Supported by results similar to these, cost-of-production assessments for smallholders are helping to identify the benefits in growth and return from sales that justify the expense and effort of regular drenching and monitoring of worms.

Government staff are key to project implementation, which includes training for staff at the Ministry of Agriculture and Waterways in Fiji and the Ministry of Agriculture and Fisheries in Samoa to strengthen in-country livestock extension services.

Both countries have government livestock breeding and research centres that are supporting the project with drench, feeding and pasture trials.

ACIAR Research Program Manager, Livestock, Dr Anna Okello said improved productivity will help build domestic supply in Fiji and Samoa. There is also a potential opportunity for supplying premium agritourism markets with national – rather than imported – products, particularly with the continued investment in infrastructure such as transport and abattoirs.

Dr Okello highlighted this project as part of the growing ACIAR investment into small ruminants.

‘Small ruminants are often overlooked in research, particularly when compared to that of the cattle industry, although sheep and goats are crucial to the food security and income for some of the world’s most vulnerable people,’ said Dr Okello. ‘They provide livelihoods for women, in particular, and for landless people, who can often use unimproved pastures and urban areas to graze their animals.’

The 5-year project in Fiji and Samoa is expected to conclude in June 2024, while a 3.5-year project on goat production in the Sindh and Punjab regions of Pakistan ended last year.
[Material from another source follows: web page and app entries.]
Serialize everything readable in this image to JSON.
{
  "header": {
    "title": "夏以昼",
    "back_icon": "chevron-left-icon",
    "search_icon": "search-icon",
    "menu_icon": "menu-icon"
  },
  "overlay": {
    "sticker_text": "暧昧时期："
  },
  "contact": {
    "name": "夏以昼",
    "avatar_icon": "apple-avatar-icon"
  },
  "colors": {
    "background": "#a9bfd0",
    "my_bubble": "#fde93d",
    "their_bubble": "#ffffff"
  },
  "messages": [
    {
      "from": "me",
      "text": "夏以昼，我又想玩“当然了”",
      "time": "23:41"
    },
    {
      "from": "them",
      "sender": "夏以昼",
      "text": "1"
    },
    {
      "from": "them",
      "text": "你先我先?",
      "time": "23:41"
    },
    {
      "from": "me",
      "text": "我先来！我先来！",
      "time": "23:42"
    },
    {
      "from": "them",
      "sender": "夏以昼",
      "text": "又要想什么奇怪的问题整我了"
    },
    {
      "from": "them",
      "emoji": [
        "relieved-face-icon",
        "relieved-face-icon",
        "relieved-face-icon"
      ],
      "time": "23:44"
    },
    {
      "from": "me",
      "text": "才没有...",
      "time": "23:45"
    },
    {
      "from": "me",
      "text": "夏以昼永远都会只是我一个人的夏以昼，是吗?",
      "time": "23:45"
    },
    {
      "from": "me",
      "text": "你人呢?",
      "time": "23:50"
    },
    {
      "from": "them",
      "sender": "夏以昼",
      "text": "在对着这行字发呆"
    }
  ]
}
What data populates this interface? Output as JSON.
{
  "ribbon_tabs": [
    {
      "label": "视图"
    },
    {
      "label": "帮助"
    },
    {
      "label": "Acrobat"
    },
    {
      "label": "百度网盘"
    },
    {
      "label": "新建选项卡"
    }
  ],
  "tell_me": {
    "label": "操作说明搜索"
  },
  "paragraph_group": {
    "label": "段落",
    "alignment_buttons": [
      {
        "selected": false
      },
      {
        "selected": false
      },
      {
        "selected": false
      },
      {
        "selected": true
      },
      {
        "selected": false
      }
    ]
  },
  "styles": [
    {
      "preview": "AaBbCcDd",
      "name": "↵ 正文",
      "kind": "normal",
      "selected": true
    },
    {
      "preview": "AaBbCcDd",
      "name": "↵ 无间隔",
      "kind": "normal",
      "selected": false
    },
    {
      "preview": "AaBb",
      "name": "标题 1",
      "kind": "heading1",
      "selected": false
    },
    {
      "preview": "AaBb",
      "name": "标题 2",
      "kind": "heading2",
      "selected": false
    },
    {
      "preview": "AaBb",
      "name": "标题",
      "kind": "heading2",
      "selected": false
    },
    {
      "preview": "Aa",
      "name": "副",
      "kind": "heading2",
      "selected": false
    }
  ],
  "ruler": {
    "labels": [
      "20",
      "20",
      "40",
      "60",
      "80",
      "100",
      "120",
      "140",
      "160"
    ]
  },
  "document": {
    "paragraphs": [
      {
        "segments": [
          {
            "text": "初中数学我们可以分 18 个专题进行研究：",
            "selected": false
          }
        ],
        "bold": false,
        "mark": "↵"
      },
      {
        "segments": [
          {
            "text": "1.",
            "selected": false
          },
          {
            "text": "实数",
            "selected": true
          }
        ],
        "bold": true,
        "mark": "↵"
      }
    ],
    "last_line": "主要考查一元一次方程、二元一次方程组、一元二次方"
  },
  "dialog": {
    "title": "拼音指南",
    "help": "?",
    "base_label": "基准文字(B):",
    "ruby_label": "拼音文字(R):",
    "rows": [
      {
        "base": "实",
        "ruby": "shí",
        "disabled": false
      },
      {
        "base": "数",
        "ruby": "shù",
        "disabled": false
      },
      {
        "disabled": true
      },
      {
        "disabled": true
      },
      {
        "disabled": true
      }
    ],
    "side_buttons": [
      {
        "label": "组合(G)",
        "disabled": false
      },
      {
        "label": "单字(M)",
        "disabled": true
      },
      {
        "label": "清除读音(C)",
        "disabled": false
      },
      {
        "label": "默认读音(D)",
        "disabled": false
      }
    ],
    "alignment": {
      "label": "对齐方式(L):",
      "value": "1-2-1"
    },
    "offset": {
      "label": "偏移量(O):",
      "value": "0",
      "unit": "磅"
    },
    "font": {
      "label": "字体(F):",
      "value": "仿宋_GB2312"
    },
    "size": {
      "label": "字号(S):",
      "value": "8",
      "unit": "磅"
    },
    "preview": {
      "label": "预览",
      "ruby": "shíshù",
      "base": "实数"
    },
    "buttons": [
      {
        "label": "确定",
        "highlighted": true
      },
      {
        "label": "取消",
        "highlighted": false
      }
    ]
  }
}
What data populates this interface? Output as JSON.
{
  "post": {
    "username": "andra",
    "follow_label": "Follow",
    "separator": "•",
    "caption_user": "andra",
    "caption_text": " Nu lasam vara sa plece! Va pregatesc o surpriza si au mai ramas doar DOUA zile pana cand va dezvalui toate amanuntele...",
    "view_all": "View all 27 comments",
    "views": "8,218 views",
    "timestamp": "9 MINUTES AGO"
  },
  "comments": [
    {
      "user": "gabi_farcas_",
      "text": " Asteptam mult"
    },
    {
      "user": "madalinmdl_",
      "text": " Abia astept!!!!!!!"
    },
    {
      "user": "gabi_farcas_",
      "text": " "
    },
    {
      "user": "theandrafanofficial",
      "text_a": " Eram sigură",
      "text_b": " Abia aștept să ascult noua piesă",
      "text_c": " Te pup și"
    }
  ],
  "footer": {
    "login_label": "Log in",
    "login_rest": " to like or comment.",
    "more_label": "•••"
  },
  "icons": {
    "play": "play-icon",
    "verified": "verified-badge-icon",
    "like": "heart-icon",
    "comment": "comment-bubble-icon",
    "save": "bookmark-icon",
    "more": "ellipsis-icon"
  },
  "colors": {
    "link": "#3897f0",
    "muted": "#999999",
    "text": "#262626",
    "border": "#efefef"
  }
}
Another 5-year project looking at goat production in Laos and Vietnam will end later this year.

Dr Okello said all of these projects are providing valuable data that will support further development of the small ruminant sectors in ACIAR partner countries. To improve productivity and incomes, benchmarking animal health, feeding strategies, regular weighing of animals and record-keeping are common elements in the projects.

Opportunities for smallholders in Pakistan

In Pakistan, smallholders form the backbone of national sheep and goat production, with extensive networks of buyers in the domestic market including traditional markets and the rapidly developing supermarket sector. There are also export opportunities across the Middle East, particularly for Muslim Eid al-Adha and Eid al-Fitr festivals each year.

Associate Professor Angus Campbell at The University of Melbourne, who led the Pakistan project in collaboration with the University of Lahore, said the activities with smallholders included introducing creep feeding strategies, monitoring animal growth and sale weights, and learning to assess the body condition of animals.

This gave smallholders additional information to use when negotiating with traders, with up to 80% of project participants reporting higher prices for their goats. The live weight value of animals increased 5–10%, although some individual farmers received 2–3 times the typical prices.

While all 3 of the small ruminant research projects are investigating market options, Dr Okello highlighted the export potential of animals as an exciting opportunity, particularly for Pakistan’s smallholder producers.

Building on the recently completed project in the Sindh and Punjab regions, ACIAR is commissioning a new project in 2024 with the International Center for Agricultural Research in the Dry Areas, which aims to build on the achievements of small ruminant research in Pakistan and Ethiopia targeting markets in the Middle East.

ACIAR PROJECT: ‘Enhancing small ruminant production to benefit farming families in Sindh and Punjab, Pakistan’ (LS/2018/105); ‘Improving small ruminant production and supply in Fiji and Samoa’ (LS/2017/033); ‘Goat production systems and marketing in Lao PDR and Vietnam’ (LS/2017/034)

Three women looking at an information factsheet
The project team in Sindh, Pakistan, discussing pictorial fact sheets with female farmers. Photo: The University of Melbourne